The Dutch aviation sector has presented Barbara Visser, demissionary Minister of Infrastructure and Water Management, with a roadmap to reduce fuel consumption of taxiing and CO2, nitrogen and (ultra fine) particulate matter significantly at Schiphol. This plan aims to make sustainable taxiing standard procedure at Schiphol by 2030 at the latest. The first step will be the deployment of two special aircraft towing vehicles for a follow-up pilot study at Schiphol mid-2022. If successful, this pilot will transition to a standard procedure, with aircraft taxiing sustainably to and from the Polderbaan runway.
During the sustainable taxiing process, aircraft are taken to and from the runway by a semi-robotic taxiing system and the plane’s engines remain turned off for a longer period of time.

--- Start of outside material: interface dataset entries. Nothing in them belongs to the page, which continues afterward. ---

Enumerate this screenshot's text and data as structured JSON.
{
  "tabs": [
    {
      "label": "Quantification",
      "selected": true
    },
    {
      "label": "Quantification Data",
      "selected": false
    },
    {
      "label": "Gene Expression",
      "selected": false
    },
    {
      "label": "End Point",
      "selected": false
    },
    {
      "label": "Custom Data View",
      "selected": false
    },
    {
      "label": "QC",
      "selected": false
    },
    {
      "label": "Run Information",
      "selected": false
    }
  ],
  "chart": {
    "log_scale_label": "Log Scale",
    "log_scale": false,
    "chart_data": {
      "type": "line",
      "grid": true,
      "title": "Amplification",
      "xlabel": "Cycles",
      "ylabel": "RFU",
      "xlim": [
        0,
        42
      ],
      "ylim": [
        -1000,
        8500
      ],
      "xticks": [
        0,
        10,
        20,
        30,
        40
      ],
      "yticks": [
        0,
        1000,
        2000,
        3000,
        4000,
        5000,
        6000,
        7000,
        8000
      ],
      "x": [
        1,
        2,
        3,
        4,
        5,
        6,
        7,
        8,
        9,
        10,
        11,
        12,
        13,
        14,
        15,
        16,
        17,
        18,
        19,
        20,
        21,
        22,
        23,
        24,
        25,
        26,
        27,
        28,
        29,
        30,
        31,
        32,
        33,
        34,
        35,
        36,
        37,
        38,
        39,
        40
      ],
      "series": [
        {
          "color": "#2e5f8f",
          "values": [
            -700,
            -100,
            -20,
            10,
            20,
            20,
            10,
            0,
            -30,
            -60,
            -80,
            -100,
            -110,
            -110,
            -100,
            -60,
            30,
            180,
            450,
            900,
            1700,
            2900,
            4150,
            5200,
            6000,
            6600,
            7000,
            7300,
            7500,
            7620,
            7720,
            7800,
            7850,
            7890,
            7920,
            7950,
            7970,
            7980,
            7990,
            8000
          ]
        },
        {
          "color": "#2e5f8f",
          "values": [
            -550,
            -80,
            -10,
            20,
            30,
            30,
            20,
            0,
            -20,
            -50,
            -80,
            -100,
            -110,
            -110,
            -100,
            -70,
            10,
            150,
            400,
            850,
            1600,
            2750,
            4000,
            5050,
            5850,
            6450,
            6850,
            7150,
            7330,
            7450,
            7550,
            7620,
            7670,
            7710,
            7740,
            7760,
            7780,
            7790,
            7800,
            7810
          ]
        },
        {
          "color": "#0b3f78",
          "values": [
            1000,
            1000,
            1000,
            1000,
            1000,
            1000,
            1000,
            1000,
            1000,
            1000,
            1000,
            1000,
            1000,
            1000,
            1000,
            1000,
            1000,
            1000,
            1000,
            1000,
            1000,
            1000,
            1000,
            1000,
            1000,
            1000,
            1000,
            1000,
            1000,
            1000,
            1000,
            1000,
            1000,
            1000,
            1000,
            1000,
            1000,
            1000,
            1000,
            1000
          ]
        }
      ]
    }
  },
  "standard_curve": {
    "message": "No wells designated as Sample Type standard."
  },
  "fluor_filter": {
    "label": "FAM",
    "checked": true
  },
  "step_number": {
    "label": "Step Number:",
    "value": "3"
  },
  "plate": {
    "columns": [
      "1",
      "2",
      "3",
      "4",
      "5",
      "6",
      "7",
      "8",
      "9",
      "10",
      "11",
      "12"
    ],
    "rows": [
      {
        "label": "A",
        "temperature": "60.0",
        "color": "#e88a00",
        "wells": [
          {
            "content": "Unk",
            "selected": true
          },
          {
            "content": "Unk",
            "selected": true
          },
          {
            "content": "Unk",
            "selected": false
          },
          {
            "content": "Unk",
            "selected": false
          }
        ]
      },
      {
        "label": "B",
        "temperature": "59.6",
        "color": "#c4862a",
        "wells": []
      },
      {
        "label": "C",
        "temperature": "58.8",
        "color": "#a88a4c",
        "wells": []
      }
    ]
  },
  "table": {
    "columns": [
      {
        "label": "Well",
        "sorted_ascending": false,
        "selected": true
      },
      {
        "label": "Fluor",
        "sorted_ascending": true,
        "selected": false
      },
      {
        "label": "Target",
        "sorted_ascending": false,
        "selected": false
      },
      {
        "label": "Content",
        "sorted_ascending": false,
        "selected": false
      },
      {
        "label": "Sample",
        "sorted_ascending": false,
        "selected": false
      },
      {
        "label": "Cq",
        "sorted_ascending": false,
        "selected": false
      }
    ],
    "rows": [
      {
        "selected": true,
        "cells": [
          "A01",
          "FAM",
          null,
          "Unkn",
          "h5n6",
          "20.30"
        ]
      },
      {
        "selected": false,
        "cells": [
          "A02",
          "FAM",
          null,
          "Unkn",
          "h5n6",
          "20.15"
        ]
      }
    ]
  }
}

Radical modifications to infrastructure, processes and technology are required for this new way of taxiing. Many of these modifications are new to the aviation sector, and Schiphol is the first airport in the world that wants to introduce sustainable taxiing on a large scale. The roadmap offers a step-by-step plan for the timely implementation of these adjustments, based on the knowledge currently available.
Schiphol drafted the roadmap together with Air Traffic Control the Netherlands (LVNL), KLM, Transavia, Corendon Dutch Airlines and ground handling agents dnata and KLM Ground Services. Sustainable taxiing is part of the industry-wide Smart and Sustainable plan and the Sustainable Aviation Agreement between the Ministry of Infrastructure & Water Management and the aviation sector. It is also one of the ambitions in the Aviation Policy Memorandum of the Ministry.

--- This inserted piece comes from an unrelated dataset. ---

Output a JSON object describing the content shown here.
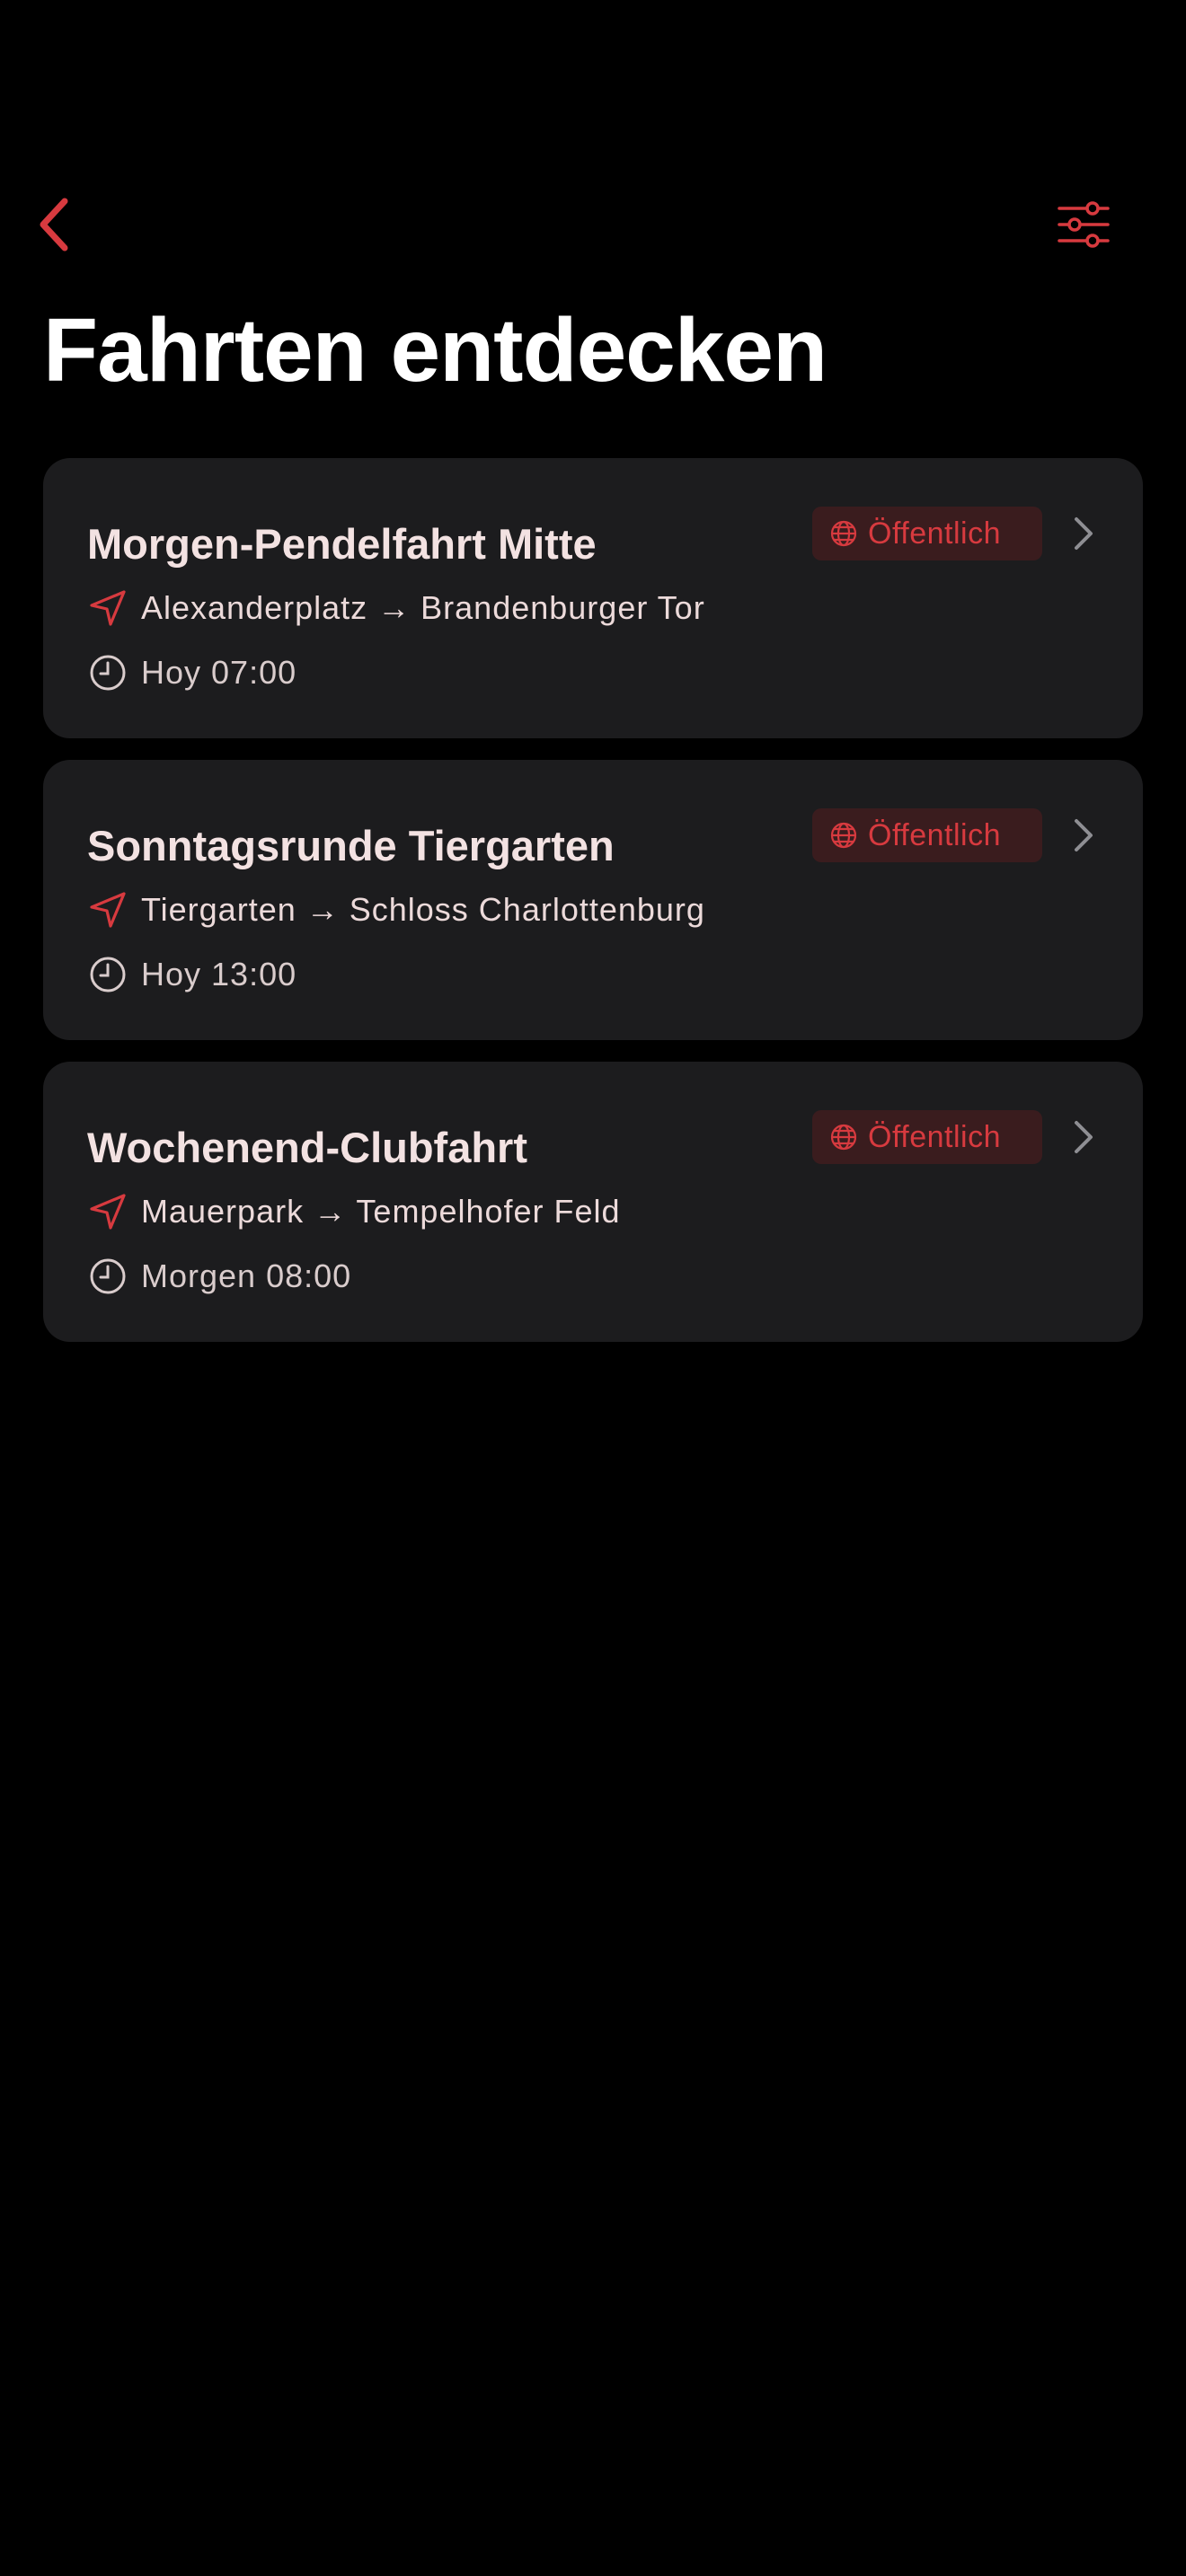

Starting with the Polderbaan
Mid-2022, two Smart Airport Systems towing vehicles called TaxiBot will be coming to Schiphol for a follow-up pilot study that will see several aircraft taxi to and from the Polderbaan sustainably. This is part of a European initiative – the ALBATROSS project – aimed at developing and demonstrating more sustainable flight operations for whole gate to gate scenarios, applying multiple adopted strategies and solutions to save fuel for each stage of a flight. Previous studies have shown that sustainable taxiing at Schiphol uses 50% less fuel and reduces CO2, nitrogen and (ultrafine) particulate matter. These fuel savings can reach up to 65% when taxiing to and from the Polderbaan Runway, due to the distance.

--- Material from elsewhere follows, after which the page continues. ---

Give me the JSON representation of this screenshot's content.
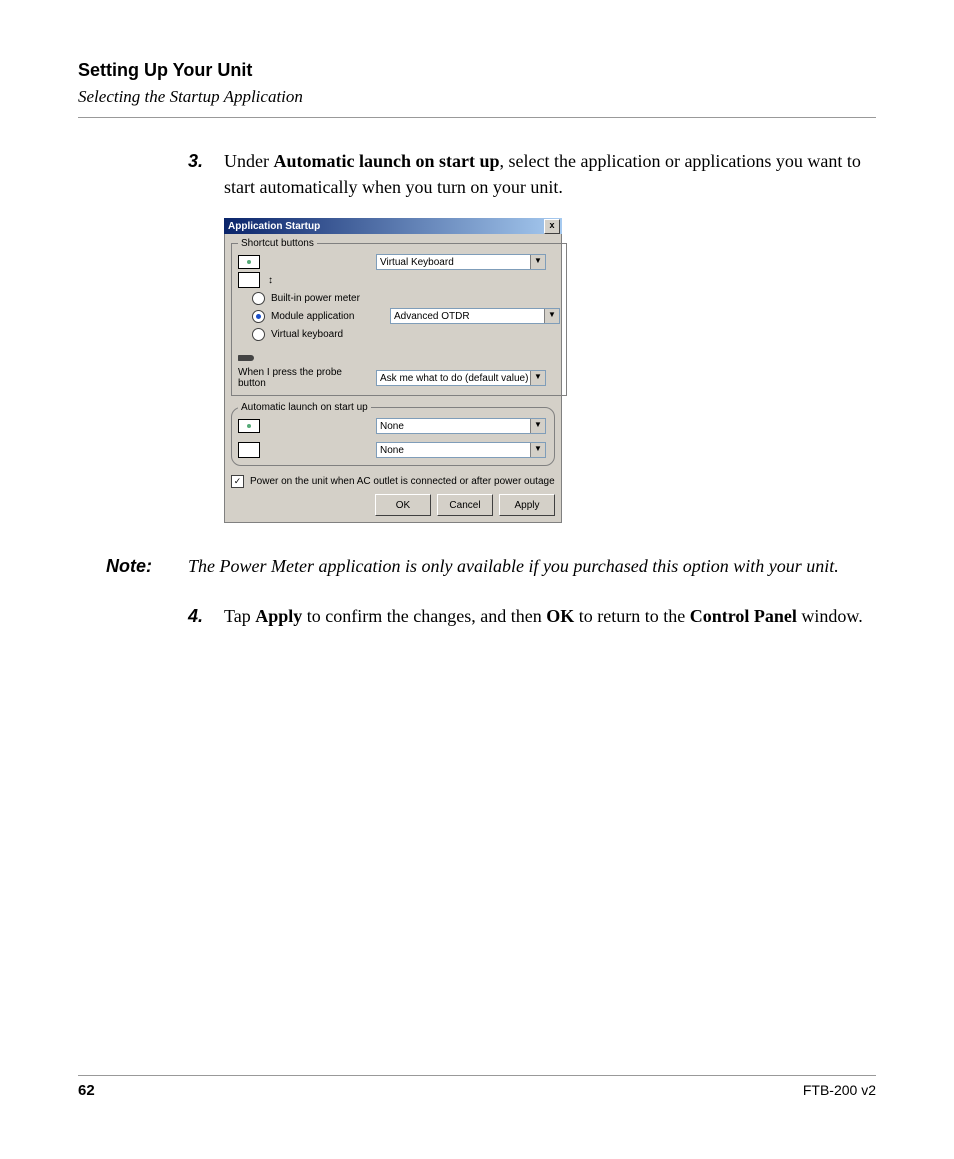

If the pilot phase is successful, it will become standard procedure and the number of aircraft that will taxi to and from the Polderbaan sustainably will gradually increase. In the years that follow, the number of aircraft that can be brought to and from the Polderbaan in this way will increase. And after four years, 18% of all flights are expected to taxi sustainably. The collaborating parties aim to gradually introduce sustainable taxiing on the other runways starting from 2025, so that it will be standard procedure at Schiphol by 2030.
Modifications to infrastructure are already being made in order to make sustainable taxiing to and from the Polderbaan a structural possibility. These changes will be implemented before the follow-up pilot begins. One example is the markings on the asphalt that ensure aircraft stop in the right place so that they can be disconnected from the towing vehicle. Roads also need to be widened to enable the special vehicles to drive to and from the Polderbaan before and after taxiing has taken place without disrupting (taxiing) traffic. At the same time, suppliers of the special tow vehicle are working on an improved and zero-emission version, electric or with hydrogen.
This article was originally published by Schiphol.
Please fill in the contact form opposite. A member of the team will be in touch shortly.